The doctor was driving from Los Angeles to San Diego on October 7. She activated Autosteer for the first time and said the Model 3 was changing lanes every ten seconds or so. When she reached Camp Pendleton after stopping in Irvine for a late lunch, a car in front of hers slowed down. That was the trigger for her car to also decelerate and not move again.
An error popped up saying Autopilot was disengaged, but that was pretty much it. There was no warning that the vehicle was losing power, was out of charge, or anything like that. Before leaving, Brems made sure that her car would warn her if she had to stop in a Supercharger to get more power. It never advised her to do so, and when the vehicle stalled on the left lane of I-5 after a blind corner, there was very little she could do apart from calling 911.
Brems saw in the Tesla app that there was a service for roadside assistance for vehicles that stopped on the road. She selected it and received a text message 15 minutes later suggesting she call 911. She clarified she had just done that and that a tow truck was on its way. The person replying said they would close the request and told Brems to drop the car at the San Diego service center, which would be open on Monday.

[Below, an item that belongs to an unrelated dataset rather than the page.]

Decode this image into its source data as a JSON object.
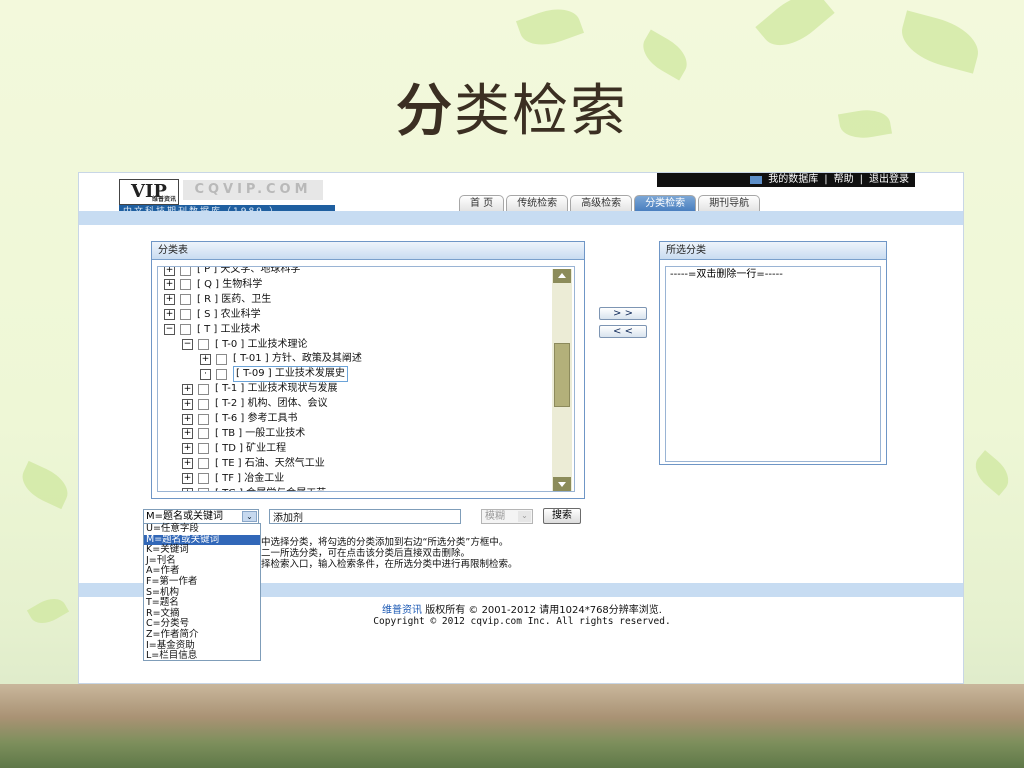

The problem was that the doctor lives in Santa Monica, where Tesla has another service center. She asked if she could take her car there, but the request was already closed. She had to open a new one to ask about that and was informed that she could leave her car at the lot there and drop the keys in a drop box for the vehicle to be checked the following Monday, October 10. When the tow truck driver got there, the lot was closed, and there was no drop box for the keys. The vehicle was parked in front of the gates, and the truck driver left the keys under a trash box.
According to the Tesla Service Center, Brems was to blame because the vehicle failed for lack of charge – despite still having 29 miles of range when they analyzed the EV. The doctor tried to argue that it had 140 miles and about 40% of charge left. She showed them videos and pictures that proved that. Yet, she recorded a lady saying that she had to charge her car even after fully charging it at night, driving 90 miles, and having 140 miles left to drive when her vehicle stopped in the middle of the freeway.
The Tesla clerk insists that Brems should have checked the percentage because “even if you think you have 200-something miles in range, your battery percent life would be something different.” Yes, that’s on tape. The doctor was elegant enough to sum that up simply by saying: “That’s not normal.”
After this weird exchange with the company, Brems left the vehicle in the Tesla Service Center because she wants to return it. Tesla refuses to get the car back and return her money, while the doctor does not think it is an option to sell the vehicle with the defect it presents: she rightfully fears someone else may face the same life-threatening situation she did.
The other scenario is that there is “a really dangerous malfunction happening in cars” like hers, and she wants a reasonable answer for what it is. Now that her story is public, she may get one, as well as a request to sign a non-disclosure agreement if Tesla agrees to buy the Model 3 back. It would not be the first time.
My brand new model 3 stopped abruptly in the middle of the highway, only 90 miles into a full charge. @Tesla refuses to admit anything is wrong with their cars. Full video on YouTube. pic.twitter.com/ZkMg1eoGKp— Dr. Dana Brems, DPM (@footdocdana) October 14, 2022